Task: Your output should be an exact copy of the records, with no pictures in it.

Source material:
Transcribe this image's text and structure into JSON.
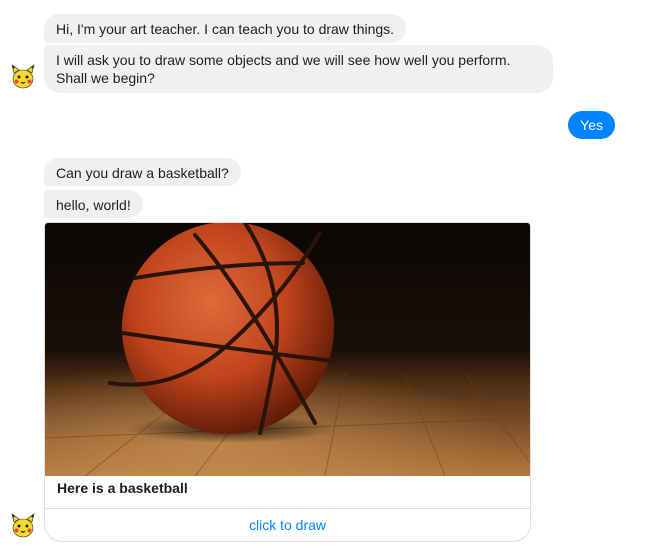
{
  "bot": {
    "avatar_icon": "pikachu-face-icon",
    "messages": [
      "Hi, I'm your art teacher. I can teach you to draw things.",
      "I will ask you to draw some objects and we will see how well you perform. Shall we begin?"
    ]
  },
  "user": {
    "reply": "Yes"
  },
  "prompt": {
    "messages": [
      "Can you draw a basketball?",
      "hello, world!"
    ]
  },
  "card": {
    "image_subject": "basketball on wooden court",
    "title": "Here is a basketball",
    "button_label": "click to draw"
  },
  "colors": {
    "bot_bubble": "#f1f0f0",
    "user_bubble": "#0084ff",
    "link": "#0084ff"
  }
}
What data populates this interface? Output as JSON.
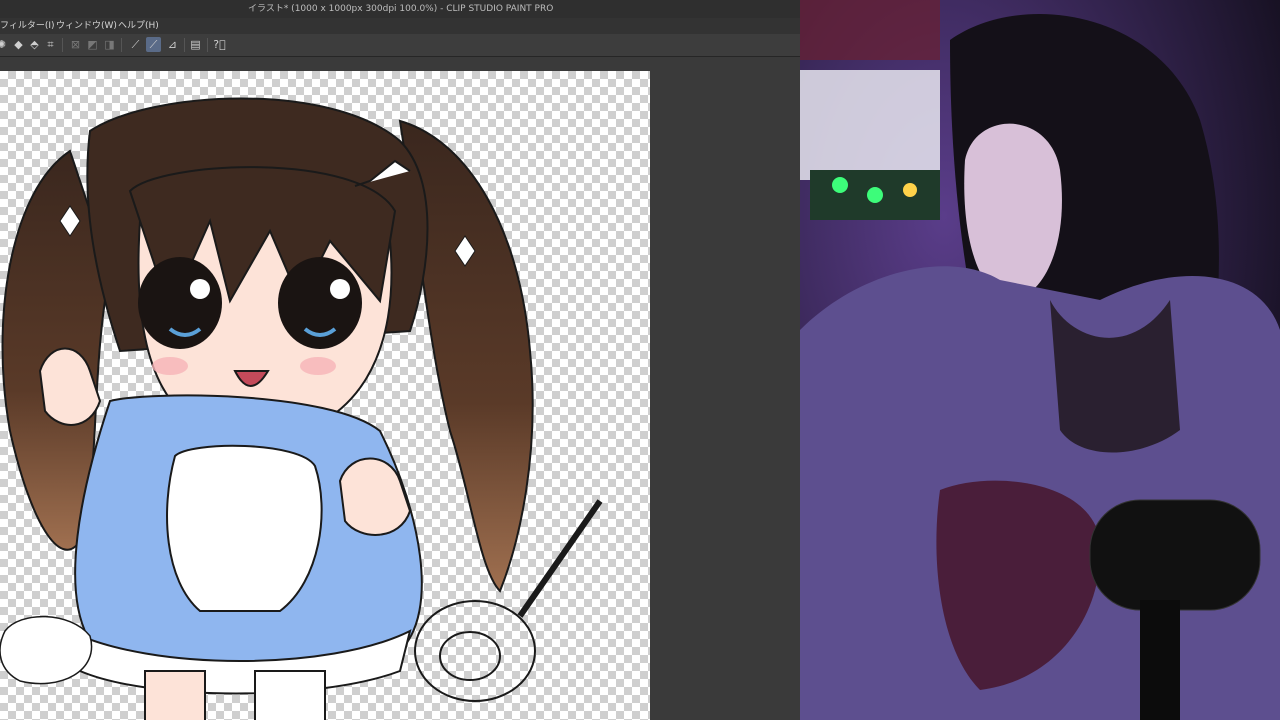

Task answer:
Transcribe this image's text and structure into JSON.
{
  "bot": {
    "avatar_icon": "pikachu-face-icon",
    "messages": [
      "Hi, I'm your art teacher. I can teach you to draw things.",
      "I will ask you to draw some objects and we will see how well you perform. Shall we begin?"
    ]
  },
  "user": {
    "reply": "Yes"
  },
  "prompt": {
    "messages": [
      "Can you draw a basketball?",
      "hello, world!"
    ]
  },
  "card": {
    "image_subject": "basketball on wooden court",
    "title": "Here is a basketball",
    "button_label": "click to draw"
  },
  "colors": {
    "bot_bubble": "#f1f0f0",
    "user_bubble": "#0084ff",
    "link": "#0084ff"
  }
}
What data populates this interface? Output as JSON.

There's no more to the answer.